Why Tweens and Teens are amazing

The adolescent years have a bad reputation for turning our sweet little children into hormonally-driven, impulsive, lazy, moody teens, but according to new research the tween and teen years are really a time we can be excited about. By Kelly Eden.

Adolescence is a really important period of our children’s lives: they are growing in their independence, creativity, ability to think, and sense of identity. It ranges from puberty (around age 12) until our kids get their adult brain (somewhere from their late teens to early 30s).

Dr Daniel Siegel, author of Brainstorm: The power and purpose of the teenage brain, is one advocate for celebrating the teenage years more. He says that the idea of raging hormones causing teen behaviour is really outdated. We now know a lot more about brain development.

The brain rewires itself at an incredibly rapid pace during the teen years. As parents, it’s important that we try to understand the remodelling the brain is doing in these years. Then we can enjoy the benefits (such as creativity) and, at the same time, better help our teens reduce the risks that come along with these changes (like poor decision-making skills).

So, what are some of the things that make tweens and teens so amazing?

Creativity
During the teen years creativity and innovation are at a high, according to Siegel. Because of the remodelling happening in their brains, teens are not limited in their thinking as much as adults are. This age group, unlike younger children, are also able to think in more abstract ways.
This combination of creativity and abstract thinking leads to
some very original ideas.

As parents we can encourage our tweens and teens to use their creativity, think outside the box, and develop their ideas. Not all of them will be practical of course, but keep encouraging them to explore ideas and they might come up with something surprising.

Wired to learn
During the adolescent years, our children’s developing brains become incredibly active in the area that seeks reward.

Because of this, studies have found, teens are far more wired to learn from experience than adults are.

Neuroscientist Daphna Shomany, of Columbia University, in her research found that teenagers were not only quicker learners than adults but they were also better at remembering small details.

Adolescent brains have a remarkable ability to learn and change which makes these years a potential opportunity for incredible growth for our kids.

Sensitivity to emotions
Tween and teen brains are set up to be far more sensitive to their own and others’ feelings in these years. Our children are also developing a sense of their own identity at this time (which doesn’t become very stable until early adulthood, so don’t worry if they try on a few different identities!).

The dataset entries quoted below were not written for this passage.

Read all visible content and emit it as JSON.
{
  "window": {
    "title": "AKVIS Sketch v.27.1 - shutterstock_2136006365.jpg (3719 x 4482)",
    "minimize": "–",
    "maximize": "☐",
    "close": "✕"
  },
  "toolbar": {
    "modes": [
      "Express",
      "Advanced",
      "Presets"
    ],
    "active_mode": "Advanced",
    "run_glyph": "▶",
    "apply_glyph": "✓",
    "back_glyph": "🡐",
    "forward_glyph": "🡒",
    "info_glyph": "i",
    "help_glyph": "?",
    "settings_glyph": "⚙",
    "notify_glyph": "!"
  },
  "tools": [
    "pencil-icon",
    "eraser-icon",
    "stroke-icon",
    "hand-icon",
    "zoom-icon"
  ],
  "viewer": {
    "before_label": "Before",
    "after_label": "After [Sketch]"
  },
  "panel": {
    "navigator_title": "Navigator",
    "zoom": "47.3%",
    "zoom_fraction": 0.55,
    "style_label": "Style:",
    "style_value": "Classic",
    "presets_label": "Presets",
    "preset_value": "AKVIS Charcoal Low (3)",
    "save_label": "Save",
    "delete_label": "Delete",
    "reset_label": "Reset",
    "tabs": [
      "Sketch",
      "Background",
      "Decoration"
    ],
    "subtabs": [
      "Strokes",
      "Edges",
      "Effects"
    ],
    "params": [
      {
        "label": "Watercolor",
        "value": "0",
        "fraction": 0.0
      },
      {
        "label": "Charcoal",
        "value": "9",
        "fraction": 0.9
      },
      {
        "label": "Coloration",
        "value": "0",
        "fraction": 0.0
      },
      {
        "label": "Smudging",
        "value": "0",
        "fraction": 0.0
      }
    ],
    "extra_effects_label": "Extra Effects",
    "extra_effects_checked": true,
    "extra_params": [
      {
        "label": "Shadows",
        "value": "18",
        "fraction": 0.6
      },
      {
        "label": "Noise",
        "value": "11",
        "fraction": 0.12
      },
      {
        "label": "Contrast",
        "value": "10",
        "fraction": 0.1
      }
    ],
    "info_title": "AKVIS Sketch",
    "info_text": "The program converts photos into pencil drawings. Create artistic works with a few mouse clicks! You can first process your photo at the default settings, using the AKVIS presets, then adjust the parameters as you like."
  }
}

Tweens and teens also become very aware of moral ideas and issues at this age. This is a chance for us as parents to really enjoy exploring these ideas with our children. We can listen to them, gently challenge their thinking, and help them develop empathy for others and their ideas.

Growing independence
We often think of the typical boundary pushing and risk-taking behaviours that comes with teen years as a bad thing. According to Siegel though, our teens’ strong emotions, push for independence, and willingness to take risks are actually necessary. Risk-taking and independence can lead to meeting new people, trying new sports or activities, and discovering things they are passionate about.

If developed well, these aspects are incredibly important for our children to become independent from us. They lead to great adult lives, full of adventure and purpose.